**What you should do:** Could you copy out all the lines in the material below where the word "price" occurs?

Entries shown below:

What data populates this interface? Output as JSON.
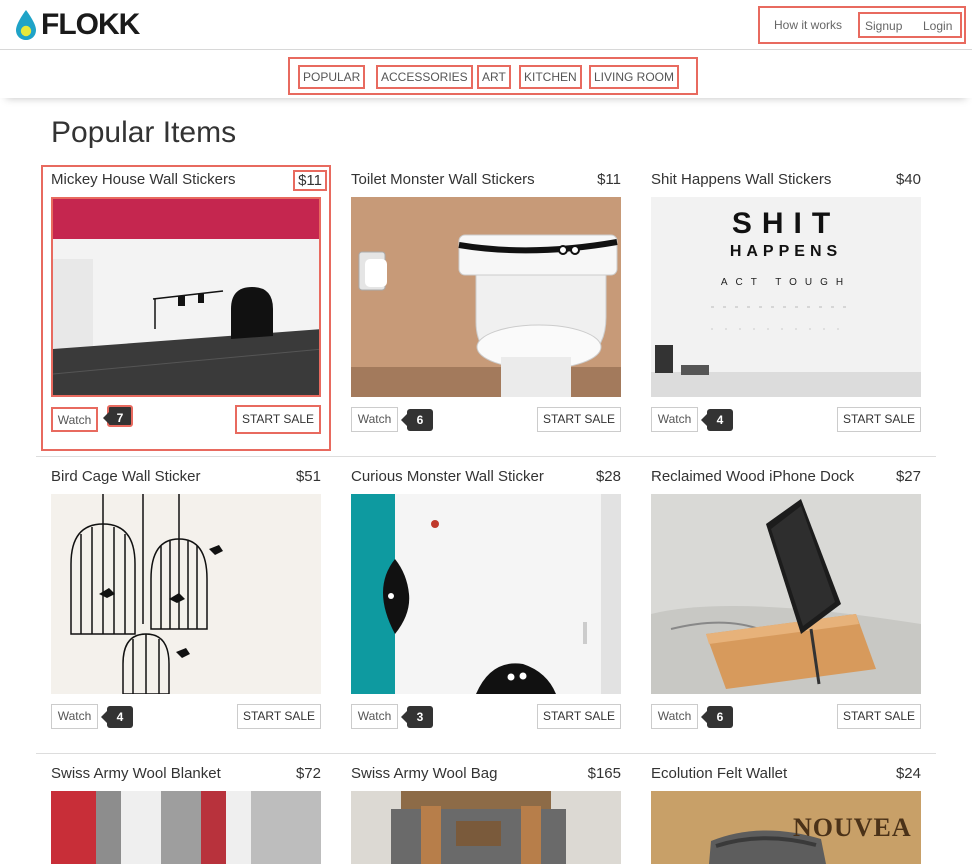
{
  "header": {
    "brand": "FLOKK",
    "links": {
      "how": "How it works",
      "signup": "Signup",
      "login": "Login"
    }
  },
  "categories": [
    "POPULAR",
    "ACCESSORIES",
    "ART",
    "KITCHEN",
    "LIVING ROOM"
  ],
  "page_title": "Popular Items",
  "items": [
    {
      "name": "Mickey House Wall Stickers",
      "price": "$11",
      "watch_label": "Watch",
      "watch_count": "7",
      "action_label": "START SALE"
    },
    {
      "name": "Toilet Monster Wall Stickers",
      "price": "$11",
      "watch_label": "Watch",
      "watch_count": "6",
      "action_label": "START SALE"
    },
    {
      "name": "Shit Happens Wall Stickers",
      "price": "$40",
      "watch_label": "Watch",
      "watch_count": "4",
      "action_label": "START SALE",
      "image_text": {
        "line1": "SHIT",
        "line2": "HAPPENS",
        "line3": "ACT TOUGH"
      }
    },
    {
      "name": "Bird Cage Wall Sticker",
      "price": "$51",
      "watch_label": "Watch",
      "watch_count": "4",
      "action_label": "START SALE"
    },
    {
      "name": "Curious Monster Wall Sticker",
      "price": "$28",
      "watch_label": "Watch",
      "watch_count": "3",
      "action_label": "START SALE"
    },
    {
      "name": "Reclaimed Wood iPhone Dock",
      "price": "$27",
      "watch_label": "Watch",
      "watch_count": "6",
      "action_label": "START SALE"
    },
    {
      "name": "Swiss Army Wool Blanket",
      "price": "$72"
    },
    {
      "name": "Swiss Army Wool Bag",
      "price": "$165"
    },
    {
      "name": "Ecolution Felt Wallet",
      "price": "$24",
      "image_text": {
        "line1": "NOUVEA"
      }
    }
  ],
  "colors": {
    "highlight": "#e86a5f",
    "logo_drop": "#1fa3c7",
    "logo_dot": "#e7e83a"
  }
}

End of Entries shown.

**Response below:**
      "price": "$11",
      "price": "$11",
      "price": "$40",
      "price": "$51",
      "price": "$28",
      "price": "$27",
      "price": "$72"
      "price": "$165"
      "price": "$24",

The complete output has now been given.